C-Compiler generation from LISA Processor Models


The progress in microprocessor technology has boosted the performance of general purpose desktop processors and embedded processors alike. This has two notable effects:

  1. Embedded processors are now with enough good performance to execute complex software.
  2. Customers now expect the features, programmable devices offer.

The increased complexity of the software is directly reflected in increased software development times and higher error rates. This effect is worsened by programming these processors at a very low abstraction level in assembly languages. Increasing the abstraction level of the programming level, for example by using a C compiler, is therefore desirable. However, development of a C compiler for an embedded processor is a time consuming task.


The LISA language, developed at RWTH-Aachen University from Synopsys, can be used to create a description of a microprocessor. This description can then serve as a golden model. This means that changes to the architechture need only be reflected in the LISA description. Other components like the HDL description, the software tools like the assembler and linker and a simulator for early software development are then automatically generated by the Processor Designer toolsuite from Synopsys.

The scope of this project is to add generation of a C compiler to the Processor Designer suite's capabilities. The main objectives are:

  1. Inclusion of C compilers in the processor architecture exploration loop
  2. Automatic generation of C compilers from LISA description


Project details

To generate a C compiler, Processor Designer utilizes the CoSy compiler development system from ACE. A brige has been created that connects the CoSy system to Processor Designer. It consists of two parts:

The first part is an automatic extraction of compiler-relevant features from the LISA description. The model is analyzed and details like the available registers, instructions and the calling conventions are automatically added to the compiler.

The second part is a graphical user interface which allows fine-tuning the compiler settings. This interface is tightly coupled to Processor Designer and allows the developer to fine tune the compiler's behaviour based on his expert knowledge of the architecture. At this level, several optimizations can also be added for different processor features like zero overhead loops.
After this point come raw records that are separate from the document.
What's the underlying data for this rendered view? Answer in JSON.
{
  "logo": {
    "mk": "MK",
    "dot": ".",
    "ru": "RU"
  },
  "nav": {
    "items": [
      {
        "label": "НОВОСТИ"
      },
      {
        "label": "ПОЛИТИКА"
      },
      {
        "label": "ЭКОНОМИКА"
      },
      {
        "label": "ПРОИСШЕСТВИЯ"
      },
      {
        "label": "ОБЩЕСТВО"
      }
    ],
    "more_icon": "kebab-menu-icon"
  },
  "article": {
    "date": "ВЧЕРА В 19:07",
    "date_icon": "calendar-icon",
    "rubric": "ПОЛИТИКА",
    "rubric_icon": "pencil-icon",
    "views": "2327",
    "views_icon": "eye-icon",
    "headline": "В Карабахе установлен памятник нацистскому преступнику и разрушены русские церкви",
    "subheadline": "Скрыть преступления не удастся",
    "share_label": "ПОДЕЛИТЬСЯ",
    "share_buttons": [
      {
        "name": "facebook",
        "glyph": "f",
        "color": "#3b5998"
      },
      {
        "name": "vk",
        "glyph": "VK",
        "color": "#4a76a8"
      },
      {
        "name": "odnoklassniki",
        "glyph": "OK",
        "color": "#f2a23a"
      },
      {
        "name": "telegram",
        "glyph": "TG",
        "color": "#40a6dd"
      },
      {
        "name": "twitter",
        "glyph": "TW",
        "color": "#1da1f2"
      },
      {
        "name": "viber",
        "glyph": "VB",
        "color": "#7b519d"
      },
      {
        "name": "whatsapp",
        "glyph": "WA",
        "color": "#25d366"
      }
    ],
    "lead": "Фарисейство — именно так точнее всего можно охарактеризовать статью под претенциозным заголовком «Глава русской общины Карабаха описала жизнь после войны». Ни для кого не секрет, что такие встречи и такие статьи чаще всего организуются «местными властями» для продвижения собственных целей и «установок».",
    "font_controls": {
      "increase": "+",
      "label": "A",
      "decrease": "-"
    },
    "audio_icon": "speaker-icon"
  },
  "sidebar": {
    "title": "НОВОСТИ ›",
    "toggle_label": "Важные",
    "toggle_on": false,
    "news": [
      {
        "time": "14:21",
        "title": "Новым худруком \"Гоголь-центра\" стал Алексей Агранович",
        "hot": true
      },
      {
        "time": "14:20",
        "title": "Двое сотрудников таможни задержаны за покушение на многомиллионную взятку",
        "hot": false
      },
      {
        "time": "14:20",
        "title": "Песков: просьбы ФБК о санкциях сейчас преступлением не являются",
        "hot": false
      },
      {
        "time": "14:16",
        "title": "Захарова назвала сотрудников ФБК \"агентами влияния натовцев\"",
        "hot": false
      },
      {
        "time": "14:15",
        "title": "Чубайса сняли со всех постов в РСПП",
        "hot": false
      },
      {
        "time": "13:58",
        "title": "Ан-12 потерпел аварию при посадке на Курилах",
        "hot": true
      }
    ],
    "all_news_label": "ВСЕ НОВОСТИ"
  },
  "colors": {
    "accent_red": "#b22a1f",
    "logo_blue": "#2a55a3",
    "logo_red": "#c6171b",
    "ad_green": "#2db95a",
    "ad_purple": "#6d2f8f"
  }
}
The result of those two steps is a processor description which serves as input for the CoSy framework, to generate the final C compiler.



Manuel Hohenauer, Rainer Leupers